The big fish are always energizing and the group was fired up every night at trophy announcements. There were cheers for Peter Mancuso’s 46.5” pike; Paul Rowland’s 46; a pair of 45s landed by both Zack Skolnick and Chris Rowland; Mark Graf’s 45 pike; a pair of 40” Lake Trout captured by Joe Albarelli and Mike Albarelli’s 40” Laker. Our guests really get into sharing their trophy experiences, whether those trophies are fish or a close encounter with a loon. There were lots of fish stories. Even our small fish, the arctic grayling, got bigger this week. Todd Rosenberg pulled a fat 20-inch grayling out of the Smalltree rapids, the biggest of the season. Bill Russell wasn’t far behind with a 19 incher. Joe Parker landed an 18 incher there as well. That exhilarating “it’s a trophy” feeling was shared another 100 times during the five-day trip, despite some very strong winds that at times made fishing a bit chaotic. The thirteen Scott Lake guides though, with a total of just under 200 seasons at Scott under their belts, handled the conditions well and kept their guests on fish. Their years of experience on these waters rarely lets the customers down. The daily fish counts for some boats were off the charts. Big fish came too but there is a reason we call a 40- inch pike a trophy—there aren’t a lot of them. Don’t ask the father/son team of Paul and Chris Rowland how rare trophy pike are. For at least one day on Sandy Lake the big pike weren’t rare at all. Between them they landed a cool dozen trophy pike—all in a single day. The next day on Labyrinth Lake they focused on grayling and landed 19 trophies. Making that day even more spectacular they spotted not just a bear but seven black bears along the lake shore. One big boar was lured right into the water by the guide’s effective dying rabbit call. The guide did check the depth under the boat to make sure the bear had to swim not walk to the boat and making sure the bear, who apparently thought that he had three big rabbits to eat, didn’t join them in the boat. The big guy did wade out to within 30 feet though. He wanted that rabbit, but he needed some glasses.

As with every one of our five-day adventures here, big animals were encountered almost every day. There was a great video of a bull moose shown on the screen during the after-dinner slide show of the day’s highlights. Several moose and bears were sighted. The big non-fishing event of the week though was not terrestrial but celestial. All our guests had to do to see northern lights was stay up a bit later than normal and look up, straight up. You don’t need to look to the north when you’re on the 60th parallel. Just up. We had two nights of jaw-dropping displays of the aurora. One night the lights stretched across about a 120-degree arc. It was glorious. For many of the two dozen anglers here that light show was even more exciting than bringing in big fish. (Not talking about you Mark.) The week was more than visual. There was a soundscape too. With thousands of geese heading south, the stirring calls could be heard night and day, along with the wild calling of loons who were also starting their trip south. Of course, the zinging of the drag was probably still the favorite sound of the week.

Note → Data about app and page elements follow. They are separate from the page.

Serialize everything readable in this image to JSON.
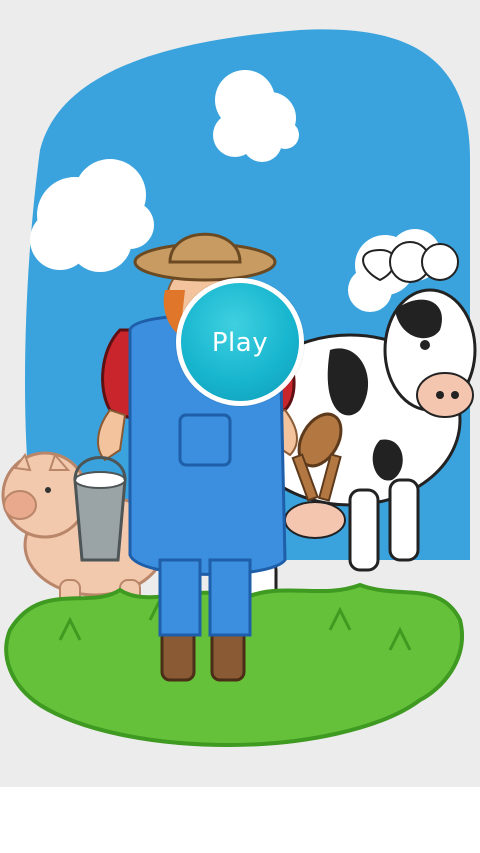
{
  "menu": {
    "play_label": "Play"
  },
  "colors": {
    "sky": "#3aa3de",
    "grass": "#66c13a",
    "grass_dark": "#3e9a20",
    "play_button": "#18b6cf",
    "background": "#ececec"
  },
  "scene": {
    "characters": [
      "farmer",
      "cow",
      "pig"
    ],
    "icons": [
      "cloud-icon",
      "milk-bucket-icon",
      "milking-stool-icon"
    ]
  }
}
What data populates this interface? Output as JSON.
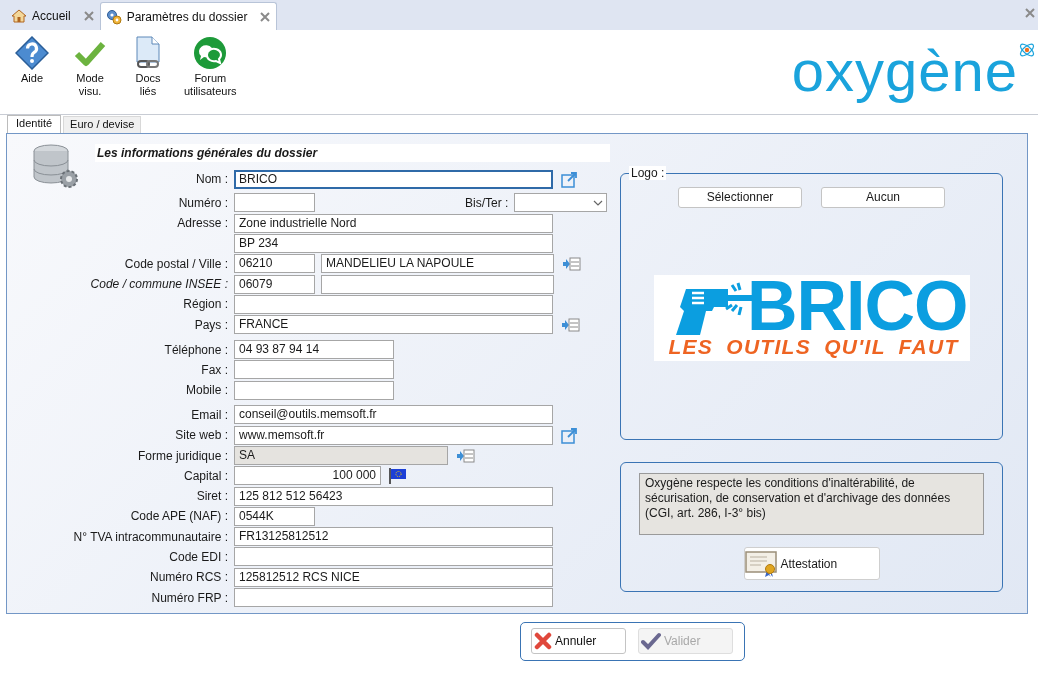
{
  "tabs": [
    {
      "label": "Accueil",
      "selected": false
    },
    {
      "label": "Paramètres du dossier",
      "selected": true
    }
  ],
  "toolbar": [
    {
      "lines": [
        "Aide"
      ]
    },
    {
      "lines": [
        "Mode",
        "visu."
      ]
    },
    {
      "lines": [
        "Docs",
        "liés"
      ]
    },
    {
      "lines": [
        "Forum",
        "utilisateurs"
      ]
    }
  ],
  "brand": {
    "name": "oxygène"
  },
  "subtabs": [
    {
      "label": "Identité",
      "selected": true
    },
    {
      "label": "Euro / devise",
      "selected": false
    }
  ],
  "section_title": "Les informations générales du dossier",
  "form_groups": [
    {
      "rows": [
        {
          "label": "Nom :",
          "italic": false,
          "kind": "link",
          "fields": [
            {
              "kind": "long",
              "value": "BRICO",
              "focused": true,
              "disabled": false
            }
          ]
        },
        {
          "label": "Numéro :",
          "italic": false,
          "fields": [
            {
              "kind": "short",
              "focused": false,
              "disabled": false
            },
            {
              "kind": "select",
              "label": "Bis/Ter :",
              "focused": false,
              "disabled": false
            }
          ]
        },
        {
          "label": "Adresse :",
          "italic": false,
          "fields": [
            {
              "kind": "long",
              "value": "Zone industrielle Nord",
              "focused": false,
              "disabled": false
            }
          ]
        },
        {
          "fields": [
            {
              "kind": "long",
              "value": "BP 234",
              "focused": false,
              "disabled": false
            }
          ]
        },
        {
          "label": "Code postal / Ville :",
          "italic": false,
          "kind": "list",
          "fields": [
            {
              "kind": "short",
              "value": "06210",
              "focused": false,
              "disabled": false
            },
            {
              "kind": "city",
              "value": "MANDELIEU LA NAPOULE",
              "focused": false,
              "disabled": false
            }
          ]
        },
        {
          "label": "Code / commune INSEE :",
          "italic": true,
          "fields": [
            {
              "kind": "short",
              "value": "06079",
              "focused": false,
              "disabled": false
            },
            {
              "kind": "city",
              "focused": false,
              "disabled": false
            }
          ]
        },
        {
          "label": "Région :",
          "italic": false,
          "fields": [
            {
              "kind": "long",
              "focused": false,
              "disabled": false
            }
          ]
        },
        {
          "label": "Pays :",
          "italic": false,
          "kind": "list",
          "fields": [
            {
              "kind": "long",
              "value": "FRANCE",
              "focused": false,
              "disabled": false
            }
          ]
        }
      ]
    },
    {
      "rows": [
        {
          "label": "Téléphone :",
          "italic": false,
          "fields": [
            {
              "kind": "medium",
              "value": "04 93 87 94 14",
              "focused": false,
              "disabled": false
            }
          ]
        },
        {
          "label": "Fax :",
          "italic": false,
          "fields": [
            {
              "kind": "medium",
              "focused": false,
              "disabled": false
            }
          ]
        },
        {
          "label": "Mobile :",
          "italic": false,
          "fields": [
            {
              "kind": "medium",
              "focused": false,
              "disabled": false
            }
          ]
        }
      ]
    },
    {
      "rows": [
        {
          "label": "Email :",
          "italic": false,
          "fields": [
            {
              "kind": "long",
              "value": "conseil@outils.memsoft.fr",
              "focused": false,
              "disabled": false
            }
          ]
        },
        {
          "label": "Site web :",
          "italic": false,
          "kind": "link",
          "fields": [
            {
              "kind": "long",
              "value": "www.memsoft.fr",
              "focused": false,
              "disabled": false
            }
          ]
        },
        {
          "label": "Forme juridique :",
          "italic": false,
          "kind": "list",
          "fields": [
            {
              "kind": "wide",
              "value": "SA",
              "focused": false,
              "disabled": true
            }
          ]
        },
        {
          "label": "Capital :",
          "italic": false,
          "kind": "flag",
          "fields": [
            {
              "kind": "amount",
              "value": "100 000",
              "focused": false,
              "disabled": false
            }
          ]
        },
        {
          "label": "Siret :",
          "italic": false,
          "fields": [
            {
              "kind": "long",
              "value": "125 812 512 56423",
              "focused": false,
              "disabled": false
            }
          ]
        },
        {
          "label": "Code APE (NAF) :",
          "italic": false,
          "fields": [
            {
              "kind": "short",
              "value": "0544K",
              "focused": false,
              "disabled": false
            }
          ]
        },
        {
          "label": "N° TVA intracommunautaire :",
          "italic": false,
          "fields": [
            {
              "kind": "long",
              "value": "FR13125812512",
              "focused": false,
              "disabled": false
            }
          ]
        },
        {
          "label": "Code EDI :",
          "italic": false,
          "fields": [
            {
              "kind": "long",
              "focused": false,
              "disabled": false
            }
          ]
        },
        {
          "label": "Numéro RCS :",
          "italic": false,
          "fields": [
            {
              "kind": "long",
              "value": "125812512 RCS NICE",
              "focused": false,
              "disabled": false
            }
          ]
        },
        {
          "label": "Numéro FRP :",
          "italic": false,
          "fields": [
            {
              "kind": "long",
              "focused": false,
              "disabled": false
            }
          ]
        }
      ]
    }
  ],
  "logo": {
    "legend": "Logo :",
    "buttons": [
      "Sélectionner",
      "Aucun"
    ],
    "image": {
      "wordmark": "BRICO",
      "slogan": "LES OUTILS QU'IL FAUT"
    }
  },
  "compliance": {
    "text": "Oxygène respecte les conditions d'inaltérabilité, de sécurisation, de conservation et d'archivage des données (CGI, art. 286, I-3° bis)",
    "button": "Attestation"
  },
  "footer_buttons": [
    {
      "label": "Annuler",
      "kind": "cancel",
      "disabled": false
    },
    {
      "label": "Valider",
      "kind": "confirm",
      "disabled": true
    }
  ]
}
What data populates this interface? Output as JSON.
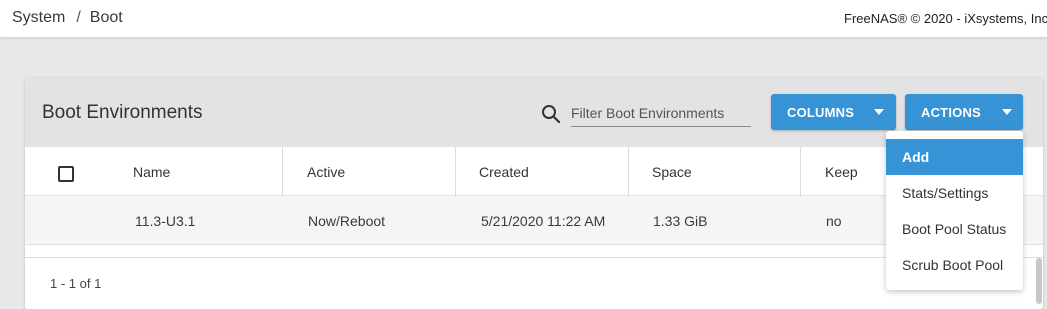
{
  "breadcrumb": {
    "parent": "System",
    "separator": "/",
    "current": "Boot"
  },
  "copyright": "FreeNAS® © 2020 - iXsystems, Inc",
  "card": {
    "title": "Boot Environments",
    "filter_placeholder": "Filter Boot Environments",
    "columns_button": "COLUMNS",
    "actions_button": "ACTIONS"
  },
  "table": {
    "headers": [
      "Name",
      "Active",
      "Created",
      "Space",
      "Keep"
    ],
    "rows": [
      {
        "name": "11.3-U3.1",
        "active": "Now/Reboot",
        "created": "5/21/2020 11:22 AM",
        "space": "1.33 GiB",
        "keep": "no"
      }
    ],
    "paging": "1 - 1 of 1"
  },
  "actions_menu": {
    "items": [
      "Add",
      "Stats/Settings",
      "Boot Pool Status",
      "Scrub Boot Pool"
    ],
    "highlighted": "Add"
  },
  "colors": {
    "accent": "#3593d6",
    "header_bg": "#e3e3e3",
    "page_bg": "#e8e8e8"
  },
  "icons": {
    "search": "search-icon",
    "dropdown": "caret-down-icon"
  }
}
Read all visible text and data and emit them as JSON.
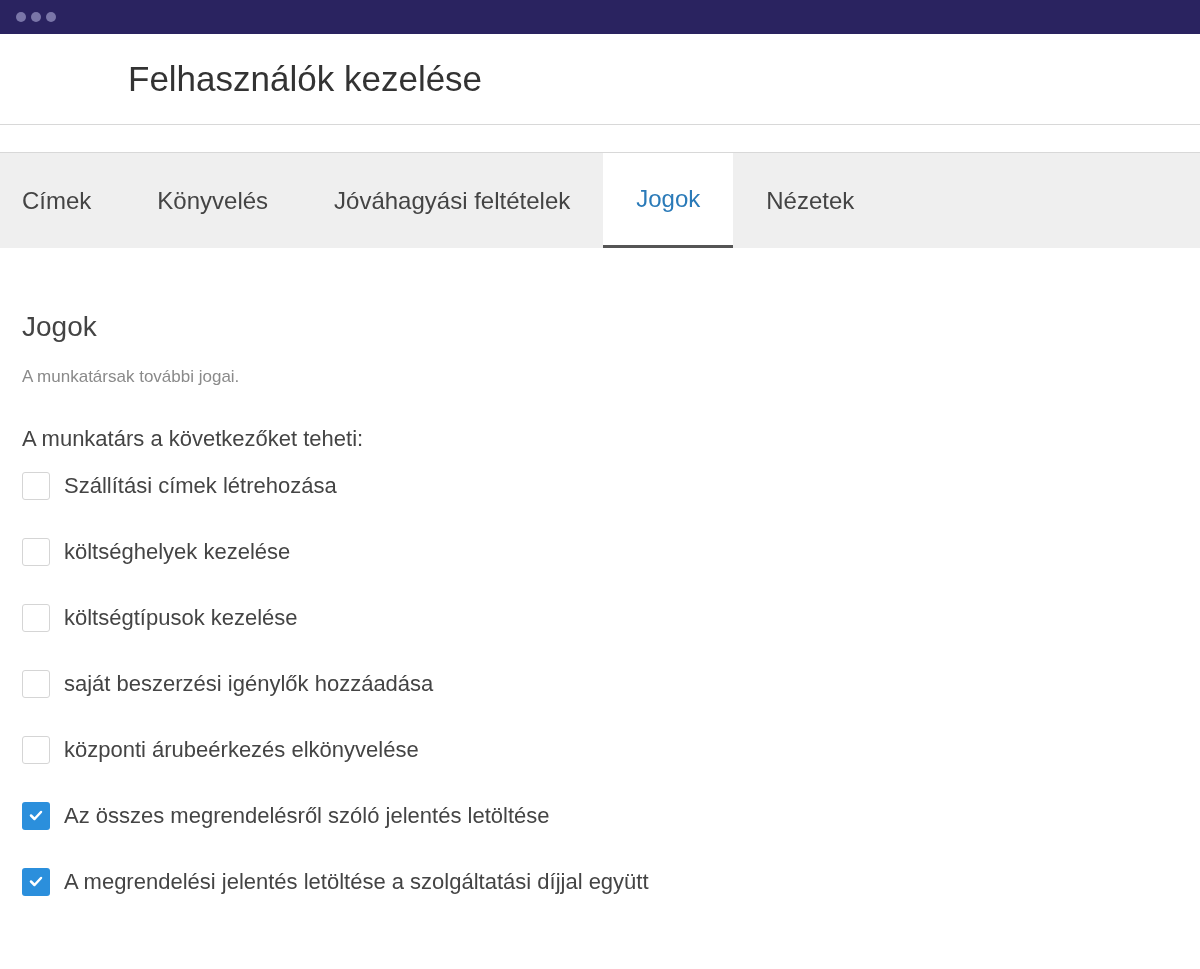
{
  "page": {
    "title": "Felhasználók kezelése"
  },
  "tabs": [
    {
      "label": "Címek",
      "selected": false
    },
    {
      "label": "Könyvelés",
      "selected": false
    },
    {
      "label": "Jóváhagyási feltételek",
      "selected": false
    },
    {
      "label": "Jogok",
      "selected": true
    },
    {
      "label": "Nézetek",
      "selected": false
    }
  ],
  "section": {
    "heading": "Jogok",
    "description": "A munkatársak további jogai.",
    "intro": "A munkatárs a következőket teheti:"
  },
  "permissions": [
    {
      "label": "Szállítási címek létrehozása",
      "checked": false
    },
    {
      "label": "költséghelyek kezelése",
      "checked": false
    },
    {
      "label": "költségtípusok kezelése",
      "checked": false
    },
    {
      "label": "saját beszerzési igénylők hozzáadása",
      "checked": false
    },
    {
      "label": "központi árubeérkezés elkönyvelése",
      "checked": false
    },
    {
      "label": "Az összes megrendelésről szóló jelentés letöltése",
      "checked": true
    },
    {
      "label": "A megrendelési jelentés letöltése a szolgáltatási díjjal együtt",
      "checked": true
    }
  ]
}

With the hard hitting and fighting fall pike on the prowl, there was plenty of that and it didn’t take a trophy pike to rip out line. But then just like the geese, it was time for our group to also head south, both refreshed by the adventure and worn out by the hard fishing and late nights—actually, a great combination. So, the crew climbed into the Beavers and the Twin Otter for the trip to Stony Rapids where they jumped in a prop jet for the journey back to Saskatoon and civilization. The 30-strong Scott team watched with mixed emotions as those last planes of the season took off. It was a fantastic season and all good things do come to an end. It wasn’t quite the end though, because coming to Scott on those same float planes were a couple of dozen participants in Friends and Family week—the parents, children, boy-friends, girl-friends or just friends of the Scott Lake staff. So, it isn’t over yet. Stay tuned.